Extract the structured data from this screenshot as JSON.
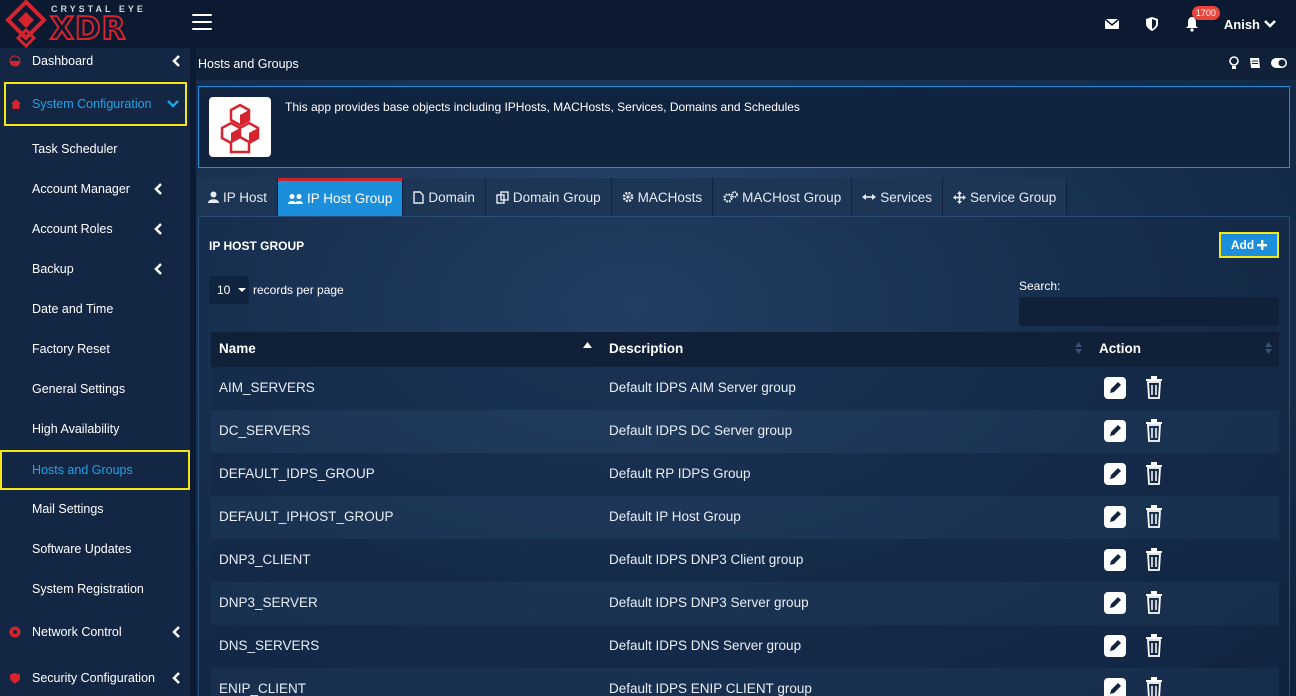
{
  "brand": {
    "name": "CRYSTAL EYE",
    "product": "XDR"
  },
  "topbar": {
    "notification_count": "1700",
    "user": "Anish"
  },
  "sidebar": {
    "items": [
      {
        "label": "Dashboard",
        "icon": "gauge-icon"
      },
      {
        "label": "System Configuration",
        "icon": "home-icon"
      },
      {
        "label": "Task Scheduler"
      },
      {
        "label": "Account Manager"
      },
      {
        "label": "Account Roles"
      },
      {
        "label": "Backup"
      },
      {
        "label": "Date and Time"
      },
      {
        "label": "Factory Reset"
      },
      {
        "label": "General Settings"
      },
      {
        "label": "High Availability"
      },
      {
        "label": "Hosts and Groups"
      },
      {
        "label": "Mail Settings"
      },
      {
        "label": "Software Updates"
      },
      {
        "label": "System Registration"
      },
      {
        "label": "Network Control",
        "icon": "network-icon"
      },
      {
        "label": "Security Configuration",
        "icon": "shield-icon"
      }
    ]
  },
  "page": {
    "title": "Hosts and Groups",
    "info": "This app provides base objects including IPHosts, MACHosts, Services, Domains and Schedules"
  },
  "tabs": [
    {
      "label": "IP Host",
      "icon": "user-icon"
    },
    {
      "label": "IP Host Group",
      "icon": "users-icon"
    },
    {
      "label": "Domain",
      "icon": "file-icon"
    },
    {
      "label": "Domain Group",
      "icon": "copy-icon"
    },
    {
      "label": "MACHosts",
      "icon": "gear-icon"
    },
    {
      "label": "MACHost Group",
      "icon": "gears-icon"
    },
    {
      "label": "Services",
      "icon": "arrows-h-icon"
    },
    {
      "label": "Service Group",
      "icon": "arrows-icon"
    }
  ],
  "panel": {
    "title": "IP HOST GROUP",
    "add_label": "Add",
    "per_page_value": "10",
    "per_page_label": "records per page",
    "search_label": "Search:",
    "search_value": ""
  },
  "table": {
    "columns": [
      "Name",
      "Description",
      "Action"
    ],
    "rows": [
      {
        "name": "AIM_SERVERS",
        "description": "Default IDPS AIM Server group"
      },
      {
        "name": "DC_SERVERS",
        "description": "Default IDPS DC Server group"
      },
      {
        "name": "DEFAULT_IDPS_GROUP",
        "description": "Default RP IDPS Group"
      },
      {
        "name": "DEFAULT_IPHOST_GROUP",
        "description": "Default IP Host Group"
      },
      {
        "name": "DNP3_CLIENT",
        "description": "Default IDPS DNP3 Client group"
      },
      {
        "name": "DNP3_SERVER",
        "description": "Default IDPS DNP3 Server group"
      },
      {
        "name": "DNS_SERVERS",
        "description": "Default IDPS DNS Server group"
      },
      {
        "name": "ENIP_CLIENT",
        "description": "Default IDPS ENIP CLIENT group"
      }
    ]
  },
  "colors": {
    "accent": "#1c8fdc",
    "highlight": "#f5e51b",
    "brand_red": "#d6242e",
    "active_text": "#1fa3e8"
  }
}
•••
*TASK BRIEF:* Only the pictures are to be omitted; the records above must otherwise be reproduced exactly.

*REPLY TO THE TASK:*
Extract the structured data from this screenshot as JSON.
{
  "brand": {
    "name": "CRYSTAL EYE",
    "product": "XDR"
  },
  "topbar": {
    "notification_count": "1700",
    "user": "Anish"
  },
  "sidebar": {
    "items": [
      {
        "label": "Dashboard",
        "icon": "gauge-icon"
      },
      {
        "label": "System Configuration",
        "icon": "home-icon"
      },
      {
        "label": "Task Scheduler"
      },
      {
        "label": "Account Manager"
      },
      {
        "label": "Account Roles"
      },
      {
        "label": "Backup"
      },
      {
        "label": "Date and Time"
      },
      {
        "label": "Factory Reset"
      },
      {
        "label": "General Settings"
      },
      {
        "label": "High Availability"
      },
      {
        "label": "Hosts and Groups"
      },
      {
        "label": "Mail Settings"
      },
      {
        "label": "Software Updates"
      },
      {
        "label": "System Registration"
      },
      {
        "label": "Network Control",
        "icon": "network-icon"
      },
      {
        "label": "Security Configuration",
        "icon": "shield-icon"
      }
    ]
  },
  "page": {
    "title": "Hosts and Groups",
    "info": "This app provides base objects including IPHosts, MACHosts, Services, Domains and Schedules"
  },
  "tabs": [
    {
      "label": "IP Host",
      "icon": "user-icon"
    },
    {
      "label": "IP Host Group",
      "icon": "users-icon"
    },
    {
      "label": "Domain",
      "icon": "file-icon"
    },
    {
      "label": "Domain Group",
      "icon": "copy-icon"
    },
    {
      "label": "MACHosts",
      "icon": "gear-icon"
    },
    {
      "label": "MACHost Group",
      "icon": "gears-icon"
    },
    {
      "label": "Services",
      "icon": "arrows-h-icon"
    },
    {
      "label": "Service Group",
      "icon": "arrows-icon"
    }
  ],
  "panel": {
    "title": "IP HOST GROUP",
    "add_label": "Add",
    "per_page_value": "10",
    "per_page_label": "records per page",
    "search_label": "Search:",
    "search_value": ""
  },
  "table": {
    "columns": [
      "Name",
      "Description",
      "Action"
    ],
    "rows": [
      {
        "name": "AIM_SERVERS",
        "description": "Default IDPS AIM Server group"
      },
      {
        "name": "DC_SERVERS",
        "description": "Default IDPS DC Server group"
      },
      {
        "name": "DEFAULT_IDPS_GROUP",
        "description": "Default RP IDPS Group"
      },
      {
        "name": "DEFAULT_IPHOST_GROUP",
        "description": "Default IP Host Group"
      },
      {
        "name": "DNP3_CLIENT",
        "description": "Default IDPS DNP3 Client group"
      },
      {
        "name": "DNP3_SERVER",
        "description": "Default IDPS DNP3 Server group"
      },
      {
        "name": "DNS_SERVERS",
        "description": "Default IDPS DNS Server group"
      },
      {
        "name": "ENIP_CLIENT",
        "description": "Default IDPS ENIP CLIENT group"
      }
    ]
  },
  "colors": {
    "accent": "#1c8fdc",
    "highlight": "#f5e51b",
    "brand_red": "#d6242e",
    "active_text": "#1fa3e8"
  }
}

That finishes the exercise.